Now tribal leaders are holding a virtual round-table on Thursday, July 7, to determine how to move forward.
An attorney with the Native American Rights Fund says the opinion affects tribes throughout the country, with varying potential consequences.
Two years ago, the U.S. Supreme Court issued its McGirt ruling that restored historical reservation boundaries in Oklahoma. As a result, almost half of that state, including Tulsa, is now Indian Country.
Before that decision came out, the state of Oklahoma tried and convicted Victor Castro-Huerta for child neglect. After the McGirt ruling, Castro-Huerta appealed his conviction, saying the state did not have jurisdiction because the crime occurred in Tulsa, on tribal land, and the young victim is Cherokee.
The Supreme Court disagreed and found that the state has concurrent jurisdiction with the feds over a non-Indian even under these circumstances.
The situation in Oklahoma is extremely unusual, with a large and sudden increase in tribal land mass and on-reservation population. Oklahoma argued that federal prosecutors have been overwhelmed with felony cases, and so the state needs to step in.
But NARF attorney Melody McCoy says the recent opinion affects more states than Oklahoma, which was joined by Texas as an amicus.
“There’s 35 states around the United States that have federally recognized tribes within their borders,” she said. “I’m not convinced that every single state has the same level of and type of interest that Oklahoma and Texas have.”
McCoy says federal prosecutors have long had jurisdiction over major crimes in Indian Country and are more familiar with the Native concepts of justice that aren’t necessarily focused on retribution.
“What is it that the family or the clan upon whom the wrong was inflicted wanted, or what needed to happen,” McCoy said.
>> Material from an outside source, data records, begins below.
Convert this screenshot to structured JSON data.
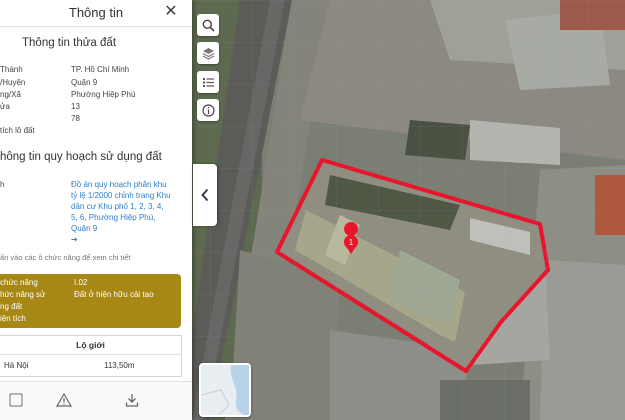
{
  "panel": {
    "title": "Thông tin",
    "section_land": "Thông tin thửa đất",
    "land_rows": [
      {
        "key": "Thành",
        "value": "TP. Hồ Chí Minh"
      },
      {
        "key": "/Huyện",
        "value": "Quận 9"
      },
      {
        "key": "ng/Xã",
        "value": "Phường Hiệp Phú"
      },
      {
        "key": "ửa",
        "value": "13"
      },
      {
        "key": "",
        "value": "78"
      },
      {
        "key": "tích lô đất",
        "value": ""
      }
    ],
    "section_planning": "hông tin quy hoạch sử dụng đất",
    "planning_label": "h",
    "planning_link": "Đồ án quy hoạch phân khu tỷ lệ 1/2000 chỉnh trang Khu dân cư Khu phố 1, 2, 3, 4, 5, 6, Phường Hiệp Phú, Quận 9",
    "link_arrow": "➔",
    "hint": "ấn vào các ô chức năng để xem chi tiết",
    "function": {
      "k1": "chức năng",
      "v1": "I.02",
      "k2": "hức năng sử",
      "v2": "Đất ở hiện hữu cải tạo",
      "k3": "ng đất",
      "k4": "iện tích"
    },
    "boundary": {
      "heading": "Lộ giới",
      "road": "Hà Nội",
      "value": "113,50m"
    },
    "close": "✕"
  },
  "map": {
    "marker_label": "1",
    "parcel_color": "#e8152d",
    "icons": [
      "search-icon",
      "layers-icon",
      "list-icon",
      "info-icon",
      "chevron-left-icon"
    ]
  }
}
She says there are 574 federally recognized tribes of varying sizes and relationships with states, and it will fall to their leaders to find ways to protect tribal sovereignty and keep their citizens safe.